It's been a weak year for my overnites in the Apostles this year. Circumstances have conspired to leave me with only two nights of camping in the park this season but we have a permit for the end of August after two weekends of non kayak activity. Last week however, I received a call from a fellow blogger (you need to get that thing going again MsK!) at the NPS informing me that Manitou Island.....the entire island......was once again closed due to bear activity.
Cohort and fellow co-conspirator, RonO, just got back from a month long working vacation in Alaska. He was wrenching on aircraft for a company that offered bear watching tours in Lake Clark and Katmai National Parks. These are not the stunted Stockton Island black bears, these guys are big grizzlies. Even grizzlies with cubs as you can see from the photo. If folks can fly in and take pictures of these notoriously unpredictable bears, why does an entire island need to be closed because of one punk black bear? Don't airplane motors and camera clicking tourists disturb the natural zen-like state of these wild bears? What if a bear had simply 'had it' and attacked the awed photographers? Aren't the park officials afraid someone will get hurt? What about the children!!??
Seriously, as I've written before, it has to be tough to be the park service with the gamut of regulations and nut cases they have to deal with. I'm not a big fan of the wilderness designation because I don't think its been wilderness since the Anishnabe first settled there hundreds of years ago. All the Wilderness Act seems to do is further tie the hands of those in charge of managing the area but I'm getting a bit off topic. Lets zoom back into this renegade bear on Manitou. Camper stupidity is likely what got him used to people but maybe not. Like people, this could be the psychopath bear. I'm sure some of you are thinking 'the bear was there first'. No, he likely swam out there or walked out on the ice and what the hell difference does that make anyway? I know there have been lots of bear visits to campsites this year and only a fraction of them have been reported. One friend had 5 visits in one night a couple weeks ago, and another group had to shoo the bear away a number of times, both on other islands. Is it good to report these encounters or will it only diminish the number of available campsites when the reported ones inevitably get closed? A couple years back a young grad student at UW came up with a model for estimating Wisconsin's bear population which showed that the bear population was double what the DNR had thought. DNR scientists reluctantly agreed that the model was correct. The bottom line is that we have plenty of bears. Plenty. Manitou Island is open to bear hunting and I offered to go out there with a bag of honey covered marshmallows and a .357 magnum but that was met with less than enthusiasm by MsK. Relocation? That just moves the problem to another area, a situation we had personal experience with when we found that our hunting camp was the 'bad bear' dumping spot for Bayfield county a few years back.
Maybe what we need is more 'bearmanship'. No1 son was in southwestern China a few years back and planned on climbing up a popular mountain in the area near the Vietnamese border.

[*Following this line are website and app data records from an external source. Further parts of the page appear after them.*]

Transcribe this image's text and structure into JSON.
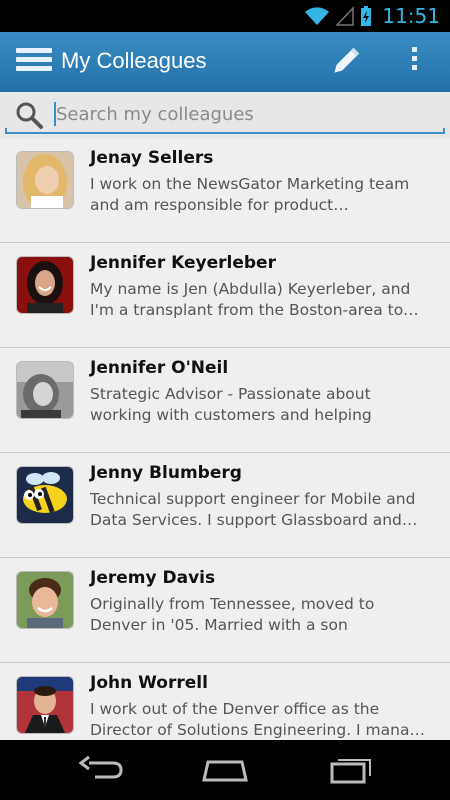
{
  "status_bar": {
    "time": "11:51"
  },
  "action_bar": {
    "title": "My Colleagues",
    "icons": {
      "menu": "menu-icon",
      "edit": "pencil-icon",
      "overflow": "overflow-menu-icon"
    }
  },
  "search": {
    "placeholder": "Search my colleagues",
    "value": ""
  },
  "colleagues": [
    {
      "name": "Jenay Sellers",
      "bio": "I work on the NewsGator Marketing team and am responsible for product…"
    },
    {
      "name": "Jennifer Keyerleber",
      "bio": "My name is Jen (Abdulla) Keyerleber, and I'm a transplant from the Boston-area to…"
    },
    {
      "name": "Jennifer O'Neil",
      "bio": "Strategic Advisor - Passionate about working with customers and helping them…"
    },
    {
      "name": "Jenny Blumberg",
      "bio": "Technical support engineer for Mobile and Data Services. I support Glassboard and…"
    },
    {
      "name": "Jeremy Davis",
      "bio": "Originally from Tennessee, moved to Denver in '05. Married with a son (Sammy…"
    },
    {
      "name": "John Worrell",
      "bio": "I work out of the Denver office as the Director of Solutions Engineering. I mana…"
    }
  ],
  "colors": {
    "action_bar": "#2a7bb5",
    "accent": "#33b5e5",
    "list_bg": "#efefef"
  }
}
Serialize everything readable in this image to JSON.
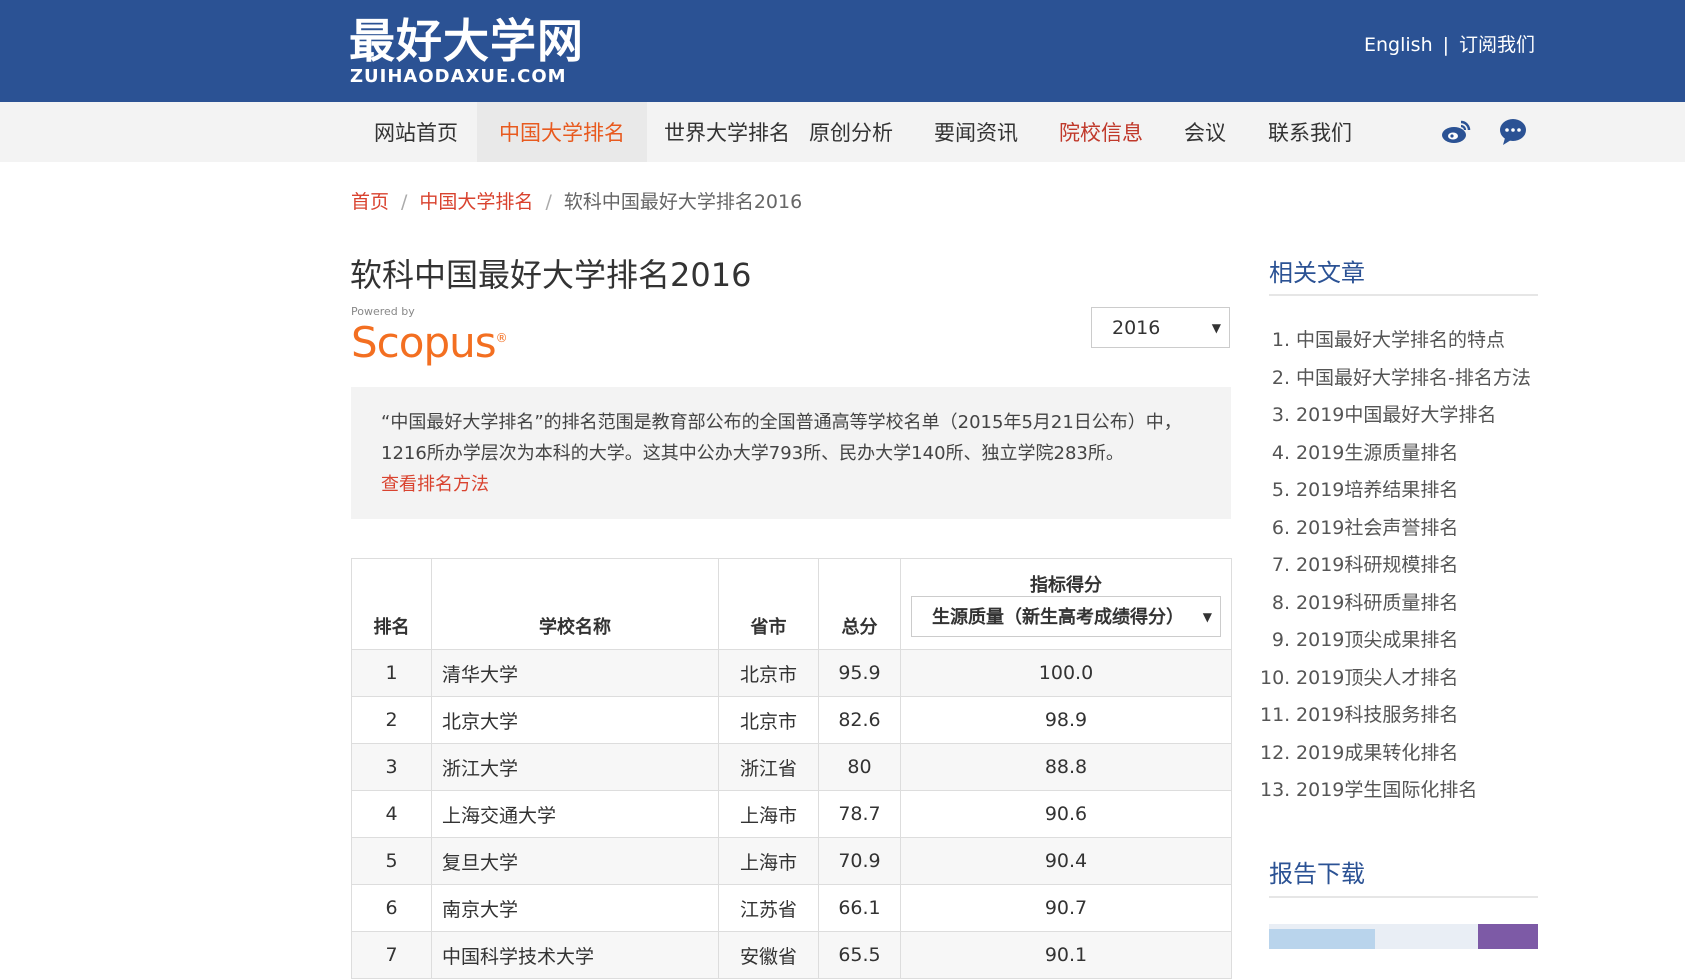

Chinese entrepaneurs at the base persuaded him that he needed to rent a monkey club from them since the monkeys along the way were bold food and pack snatchers. He did and, sure enough, monkeys needed to be clubbed. I would not advocate bear clubs however. The BearWhisperer, a buddy who tags and monitors black bears with the DNR, tells of a hundred pound yearling waking up and pretty much kicking his 6'1", 200# ass until his partner came over and helped subdue it. More bear interaction education, tighter control and watch over the food we bring out, bear spray, and maybe even a firecracker or two could help cut down on the problem. In this particular case, I'd encourage one of you northern Wisconsin bear hunters to seriously consider Manitou Island. You won't have to bait for weeks or deal with the mostly smelly and stupid bear dogs. Just head out in your fishing boat, throw out those honey glazed marshmallows and slam the bear box door a few times. I think its pretty much a sure thing.
Good luck campers and good luck NPS. When 'the public' runs the gamut from Naugahyde wearing PETA members to shifty bear dog runners in northeastern Wisconsin it would seem to be a problem with no solution, one that has the park service's hands tied. We need to collectively figure out this bear-human interaction since what we are doing now does not seem to be working.